Here you go:

CoRE and Piston Rules Engine, first design steps

If you use the magnifying glass in the upper right, you can search this thread or any thread.

EDIT: Here’s the GitHub (it’s in the thread above; https://github.com/ady624/CoRE)

That project would be off topic for this particular thread, but I have started a new thread for you and hopefully people will be able to answer your questions about door chimes there.

3 posts were merged into an existing topic: Use Iris Keypad to trigger alarm and Door Chime?

So what does it mean if there is no create button?

As long as you’re working with a Device Handler, not a SmartApp, there should be a create button at the bottom of the “from code” form.

So check to make sure you’re in the correct section of the IDE.

If you are, and you don’t see the blue button, contact support.

@JDRoberts, can you link to how to add a custom device handler or SmartApp from GitHub. I’d rather not copy/paste, but use GitHub Integration to make it easier to get notifications and update it when there is an update.

Good idea! Someone else can add it if they like, either here or in the community created wiki. :sunglasses: I rely on text-to-speech software, so I can’t really do anything with Github.

The authors of most of the very popular code have generally put installation instructions in their author threads which would cover the github piece. They still refer people over to this thread to get an explanation of the concepts, but the specific installation process may be somewhat different.

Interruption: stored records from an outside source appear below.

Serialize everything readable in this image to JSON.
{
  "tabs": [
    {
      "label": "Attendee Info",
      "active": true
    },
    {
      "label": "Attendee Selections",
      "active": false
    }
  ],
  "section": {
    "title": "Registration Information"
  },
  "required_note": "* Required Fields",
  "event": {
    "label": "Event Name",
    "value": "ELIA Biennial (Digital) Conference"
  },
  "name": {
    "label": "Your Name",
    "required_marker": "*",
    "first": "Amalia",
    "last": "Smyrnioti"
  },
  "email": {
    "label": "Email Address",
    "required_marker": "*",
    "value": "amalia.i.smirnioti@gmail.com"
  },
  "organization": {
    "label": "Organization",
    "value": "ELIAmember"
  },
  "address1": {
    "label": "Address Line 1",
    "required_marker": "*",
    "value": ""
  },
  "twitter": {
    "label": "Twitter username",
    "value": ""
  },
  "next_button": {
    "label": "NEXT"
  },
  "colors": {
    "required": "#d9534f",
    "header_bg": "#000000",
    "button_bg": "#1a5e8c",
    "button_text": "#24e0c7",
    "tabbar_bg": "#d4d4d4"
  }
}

I think somebody did a thread on github integration, but I don’t remember where that is. Again I can’t read most of those posts. @tgauchat or @jody.albritton might know if there’s a write up somewhere.